Start of Block

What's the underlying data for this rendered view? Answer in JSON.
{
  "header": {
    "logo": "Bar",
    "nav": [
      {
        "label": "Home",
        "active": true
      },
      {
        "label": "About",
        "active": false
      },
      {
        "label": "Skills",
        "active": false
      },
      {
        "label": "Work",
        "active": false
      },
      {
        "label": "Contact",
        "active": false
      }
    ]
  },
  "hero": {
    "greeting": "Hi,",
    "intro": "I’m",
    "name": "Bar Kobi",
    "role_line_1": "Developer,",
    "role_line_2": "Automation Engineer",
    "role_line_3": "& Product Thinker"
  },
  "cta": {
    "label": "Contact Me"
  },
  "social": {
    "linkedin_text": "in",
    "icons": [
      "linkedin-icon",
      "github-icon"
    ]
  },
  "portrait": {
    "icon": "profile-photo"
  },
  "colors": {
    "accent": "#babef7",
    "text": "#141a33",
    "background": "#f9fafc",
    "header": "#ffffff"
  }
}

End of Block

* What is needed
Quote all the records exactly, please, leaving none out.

* Solution for this task
What's the underlying data for this rendered view? Answer in JSON.
{
  "header": {
    "logo": "Bar",
    "nav": [
      {
        "label": "Home",
        "active": true
      },
      {
        "label": "About",
        "active": false
      },
      {
        "label": "Skills",
        "active": false
      },
      {
        "label": "Work",
        "active": false
      },
      {
        "label": "Contact",
        "active": false
      }
    ]
  },
  "hero": {
    "greeting": "Hi,",
    "intro": "I’m",
    "name": "Bar Kobi",
    "role_line_1": "Developer,",
    "role_line_2": "Automation Engineer",
    "role_line_3": "& Product Thinker"
  },
  "cta": {
    "label": "Contact Me"
  },
  "social": {
    "linkedin_text": "in",
    "icons": [
      "linkedin-icon",
      "github-icon"
    ]
  },
  "portrait": {
    "icon": "profile-photo"
  },
  "colors": {
    "accent": "#babef7",
    "text": "#141a33",
    "background": "#f9fafc",
    "header": "#ffffff"
  }
}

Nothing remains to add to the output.